A top consultant for California’s controversial high-speed rail project is under investigation after he modified a multi-million dollar contract that involved a company in which he may have held more than $100,000 in stock.
At the request of California state Assemblyman Jim Patterson, a Republican and major critic of the bullet train project, the Fair Political Practices Commission launched an investigation last week into the deputy chief operating officer for the California High-Speed Rail Authority, Roy Hill.
Hill, who is also a senior executive at the lead consulting firm WSP, signed a $51-million change order for the construction team led by the Spanish firm Dragados. Hill, however, may have also owned more than $100,000 stock in Jacobs Engineering, which is part of the Dragados team.
WSP suspended Hill on Monday at the direction of the rail authority. Hill will remain suspended until the investigation is resolved.

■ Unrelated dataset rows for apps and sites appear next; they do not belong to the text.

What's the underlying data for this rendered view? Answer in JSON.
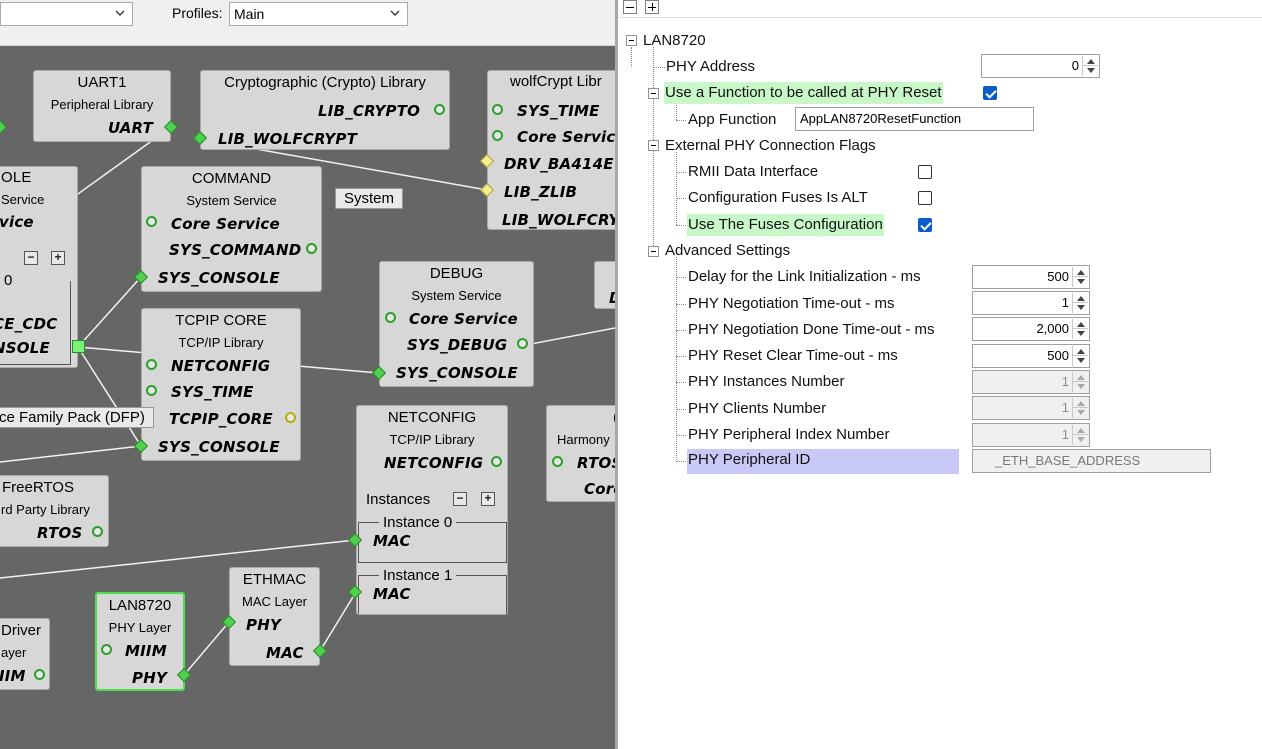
{
  "toolbar": {
    "combo1_value": "",
    "profiles_label": "Profiles:",
    "profiles_value": "Main"
  },
  "canvas": {
    "uart1": {
      "title": "UART1",
      "subtitle": "Peripheral Library",
      "port_uart": "UART"
    },
    "crypto": {
      "title": "Cryptographic (Crypto) Library",
      "port_lib_crypto": "LIB_CRYPTO",
      "port_lib_wolfcrypt": "LIB_WOLFCRYPT"
    },
    "wolfcrypt": {
      "title": "wolfCrypt Libr",
      "port_sys_time": "SYS_TIME",
      "port_core_service": "Core Service",
      "port_drv": "DRV_BA414E",
      "port_lib_zlib": "LIB_ZLIB",
      "port_lib_wolfcry": "LIB_WOLFCRY"
    },
    "console": {
      "title": "OLE",
      "subtitle": "Service",
      "port_service": "vice",
      "instance_count": "0",
      "port_cdc": "CE_CDC",
      "port_console": "NSOLE"
    },
    "command": {
      "title": "COMMAND",
      "subtitle": "System Service",
      "port_core": "Core Service",
      "port_sys_command": "SYS_COMMAND",
      "port_sys_console": "SYS_CONSOLE"
    },
    "system_chip": "System",
    "debug": {
      "title": "DEBUG",
      "subtitle": "System Service",
      "port_core": "Core Service",
      "port_sys_debug": "SYS_DEBUG",
      "port_sys_console": "SYS_CONSOLE"
    },
    "tcpip": {
      "title": "TCPIP CORE",
      "subtitle": "TCP/IP Library",
      "port_netconfig": "NETCONFIG",
      "port_sys_time": "SYS_TIME",
      "port_tcpip_core": "TCPIP_CORE",
      "port_sys_console": "SYS_CONSOLE"
    },
    "dfp_chip": "ce Family Pack (DFP)",
    "netconfig": {
      "title": "NETCONFIG",
      "subtitle": "TCP/IP Library",
      "port_netconfig": "NETCONFIG",
      "instances_label": "Instances",
      "instance0": "Instance 0",
      "instance0_port": "MAC",
      "instance1": "Instance 1",
      "instance1_port": "MAC"
    },
    "harmony": {
      "title": "(",
      "subtitle": "Harmony",
      "port_rtos": "RTOS",
      "port_core": "Core"
    },
    "freertos": {
      "title": "FreeRTOS",
      "subtitle": "rd Party Library",
      "port_rtos": "RTOS"
    },
    "lan8720": {
      "title": "LAN8720",
      "subtitle": "PHY Layer",
      "port_miim": "MIIM",
      "port_phy": "PHY"
    },
    "ethmac": {
      "title": "ETHMAC",
      "subtitle": "MAC Layer",
      "port_phy": "PHY",
      "port_mac": "MAC"
    },
    "driver": {
      "title": "Driver",
      "subtitle": "ayer",
      "port_iim": "IIM"
    },
    "right_partial": {
      "port": "D"
    }
  },
  "properties": {
    "root": "LAN8720",
    "phy_address": {
      "label": "PHY Address",
      "value": "0"
    },
    "use_function": {
      "label": "Use a Function to be called at PHY Reset",
      "checked": true
    },
    "app_function": {
      "label": "App Function",
      "value": "AppLAN8720ResetFunction"
    },
    "ext_flags": {
      "label": "External PHY Connection Flags"
    },
    "rmii": {
      "label": "RMII Data Interface",
      "checked": false
    },
    "config_fuses_alt": {
      "label": "Configuration Fuses Is ALT",
      "checked": false
    },
    "use_fuses": {
      "label": "Use The Fuses Configuration",
      "checked": true
    },
    "advanced": {
      "label": "Advanced Settings"
    },
    "delay_link": {
      "label": "Delay for the Link Initialization - ms",
      "value": "500"
    },
    "neg_timeout": {
      "label": "PHY Negotiation Time-out - ms",
      "value": "1"
    },
    "neg_done_timeout": {
      "label": "PHY Negotiation Done Time-out - ms",
      "value": "2,000"
    },
    "reset_clear_timeout": {
      "label": "PHY Reset Clear Time-out - ms",
      "value": "500"
    },
    "instances_number": {
      "label": "PHY Instances Number",
      "value": "1"
    },
    "clients_number": {
      "label": "PHY Clients Number",
      "value": "1"
    },
    "peripheral_index": {
      "label": "PHY Peripheral Index Number",
      "value": "1"
    },
    "peripheral_id": {
      "label": "PHY Peripheral ID",
      "value": "_ETH_BASE_ADDRESS"
    }
  }
}
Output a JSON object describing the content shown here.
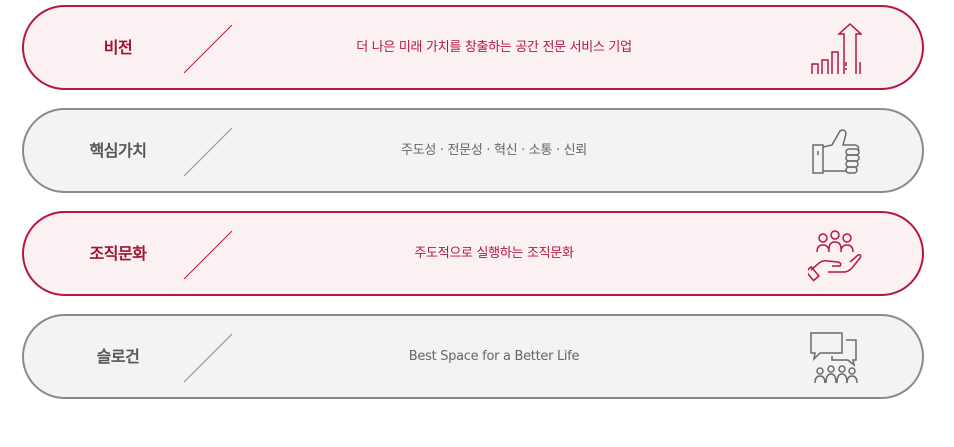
{
  "rows": [
    {
      "label": "비전",
      "description": "더 나은 미래 가치를 창출하는 공간 전문 서비스 기업",
      "icon": "growth-chart-icon",
      "style": "accent"
    },
    {
      "label": "핵심가치",
      "description": "주도성 · 전문성 · 혁신 · 소통 · 신뢰",
      "icon": "thumbs-up-icon",
      "style": "plain"
    },
    {
      "label": "조직문화",
      "description": "주도적으로 실행하는 조직문화",
      "icon": "hand-people-icon",
      "style": "accent"
    },
    {
      "label": "슬로건",
      "description": "Best Space for a Better Life",
      "icon": "chat-people-icon",
      "style": "plain"
    }
  ],
  "colors": {
    "accent": "#b5173f",
    "accent_bg": "#fbf0f2",
    "plain_border": "#8a8a8a",
    "plain_bg": "#f3f3f3"
  }
}
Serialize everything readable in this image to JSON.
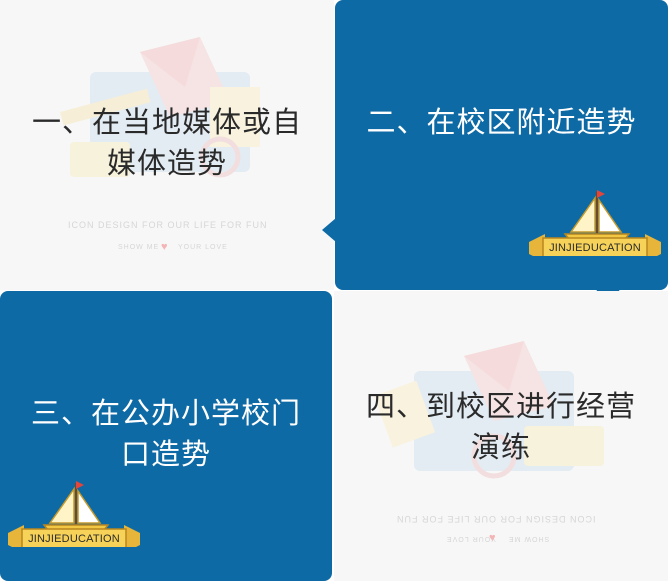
{
  "panels": [
    {
      "lines": [
        "一、在当地媒体或自",
        "媒体造势"
      ]
    },
    {
      "lines": [
        "二、在校区附近造势"
      ]
    },
    {
      "lines": [
        "三、在公办小学校门",
        "口造势"
      ]
    },
    {
      "lines": [
        "四、到校区进行经营",
        "演练"
      ]
    }
  ],
  "watermark": {
    "tagline": "ICON DESIGN FOR OUR LIFE FOR FUN",
    "show_me": "SHOW ME",
    "your_love": "YOUR LOVE"
  },
  "badge": {
    "label": "JINJIEDUCATION"
  },
  "colors": {
    "accent_blue": "#0e6aa5",
    "panel_bg": "#f7f7f7",
    "badge_gold": "#f2c744"
  }
}
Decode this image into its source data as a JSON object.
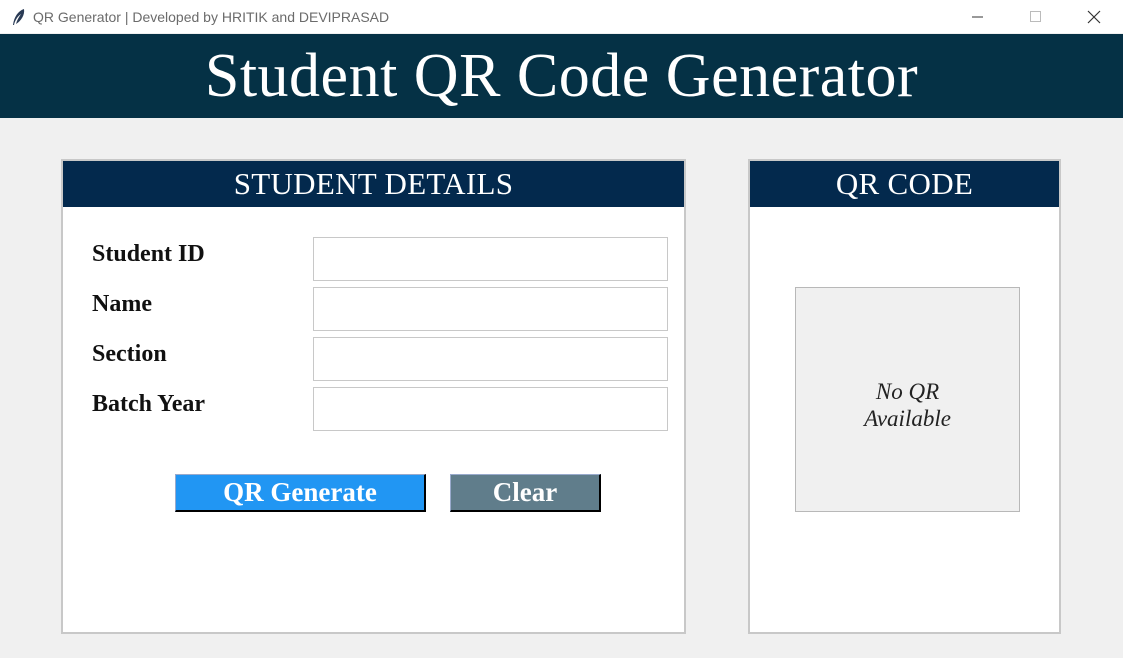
{
  "window": {
    "title": "QR Generator | Developed by HRITIK and DEVIPRASAD",
    "icon": "feather-icon"
  },
  "header": {
    "title": "Student QR Code Generator"
  },
  "details": {
    "heading": "STUDENT DETAILS",
    "fields": [
      {
        "label": "Student ID",
        "value": ""
      },
      {
        "label": "Name",
        "value": ""
      },
      {
        "label": "Section",
        "value": ""
      },
      {
        "label": "Batch Year",
        "value": ""
      }
    ],
    "generate_label": "QR Generate",
    "clear_label": "Clear"
  },
  "qr": {
    "heading": "QR CODE",
    "placeholder": "No QR\nAvailable"
  },
  "colors": {
    "header_bg": "#053145",
    "panel_head_bg": "#03294d",
    "generate_btn": "#2196f3",
    "clear_btn": "#607d8b"
  }
}
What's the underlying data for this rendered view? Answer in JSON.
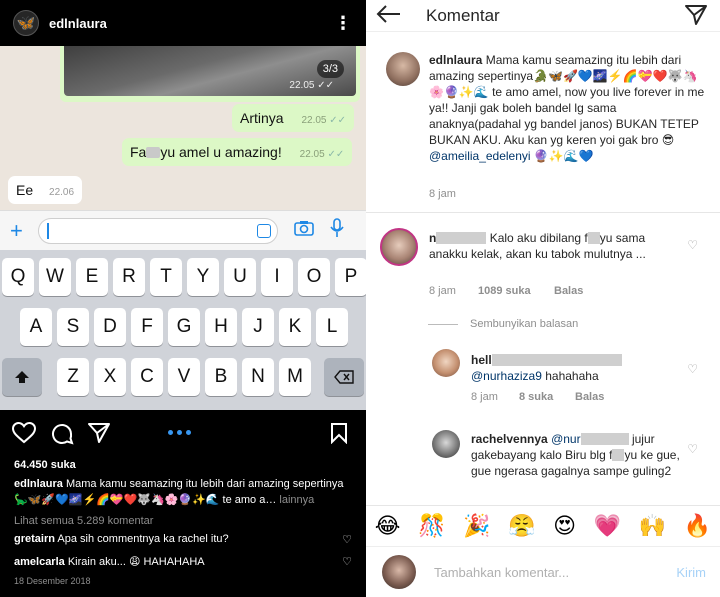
{
  "whatsapp": {
    "image_counter": "3/3",
    "image_time": "22.05",
    "messages": [
      {
        "text": "Artinya",
        "time": "22.05",
        "dir": "out"
      },
      {
        "text_pre": "Fa",
        "text_post": "yu amel u amazing!",
        "time": "22.05",
        "dir": "out"
      },
      {
        "text": "Ee",
        "time": "22.06",
        "dir": "in"
      }
    ],
    "keyboard": {
      "row1": [
        "Q",
        "W",
        "E",
        "R",
        "T",
        "Y",
        "U",
        "I",
        "O",
        "P"
      ],
      "row2": [
        "A",
        "S",
        "D",
        "F",
        "G",
        "H",
        "J",
        "K",
        "L"
      ],
      "row3": [
        "Z",
        "X",
        "C",
        "V",
        "B",
        "N",
        "M"
      ]
    }
  },
  "instagram": {
    "username": "edlnlaura",
    "likes": "64.450 suka",
    "caption_user": "edlnlaura",
    "caption_text": "Mama kamu seamazing itu lebih dari amazing sepertinya",
    "caption_emojis": "🦕🦋🚀💙🌌⚡️🌈💝❤️🐺🦄🌸🔮✨🌊",
    "caption_more_text": "te amo a…",
    "caption_more_link": "lainnya",
    "view_all": "Lihat semua 5.289 komentar",
    "comments": [
      {
        "user": "gretairn",
        "text": "Apa sih commentnya ka rachel itu?"
      },
      {
        "user": "amelcarla",
        "text": "Kirain aku... 😩 HAHAHAHA"
      }
    ],
    "date": "18 Desember 2018"
  },
  "comments_screen": {
    "title": "Komentar",
    "post": {
      "user": "edlnlaura",
      "text": "Mama kamu seamazing itu lebih dari amazing sepertinya🐊🦋🚀💙🌌⚡️🌈💝❤️🐺🦄🌸🔮✨🌊 te amo amel, now you live forever in me ya!! Janji gak boleh bandel lg sama anaknya(padahal yg bandel janos) BUKAN TETEP BUKAN AKU. Aku kan yg keren yoi gak bro 😎",
      "mention": "@ameilia_edelenyi",
      "tail_emojis": "🔮✨🌊💙",
      "time": "8 jam"
    },
    "c1": {
      "user_pre": "n",
      "text_a": "Kalo aku dibilang f",
      "text_b": "yu",
      "text_c": "sama anakku kelak, akan ku tabok mulutnya ...",
      "time": "8 jam",
      "likes": "1089 suka",
      "reply": "Balas"
    },
    "hide_replies": "Sembunyikan balasan",
    "c2": {
      "user_pre": "hell",
      "mention": "@nurhaziza9",
      "text": "hahahaha",
      "time": "8 jam",
      "likes": "8 suka",
      "reply": "Balas"
    },
    "c3": {
      "user": "rachelvennya",
      "mention_pre": "@nur",
      "text_a": "jujur gakebayang kalo Biru blg f",
      "text_b": "yu ke gue, gue ngerasa gagalnya sampe guling2"
    },
    "emojis": [
      "😂",
      "🎊",
      "🎉",
      "😤",
      "😍",
      "💗",
      "🙌",
      "🔥"
    ],
    "add_placeholder": "Tambahkan komentar...",
    "send_label": "Kirim"
  }
}
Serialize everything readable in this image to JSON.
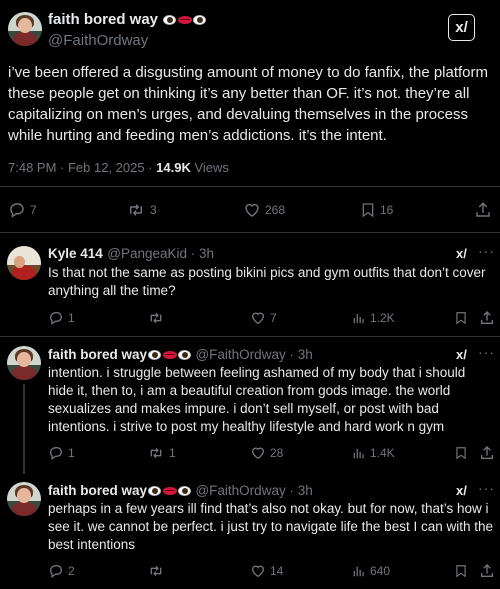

The embattled $77 billion bullet train – which had long been championed by Newsom’s predecessor, Jerry Brown – is years behind schedule, with the latest estimate for completion set for 2033. Bullet train planners had been under increasing pressure to make progress on the system that many believe had no plausible way of living up to its goal of getting riders across the state in three hours or less.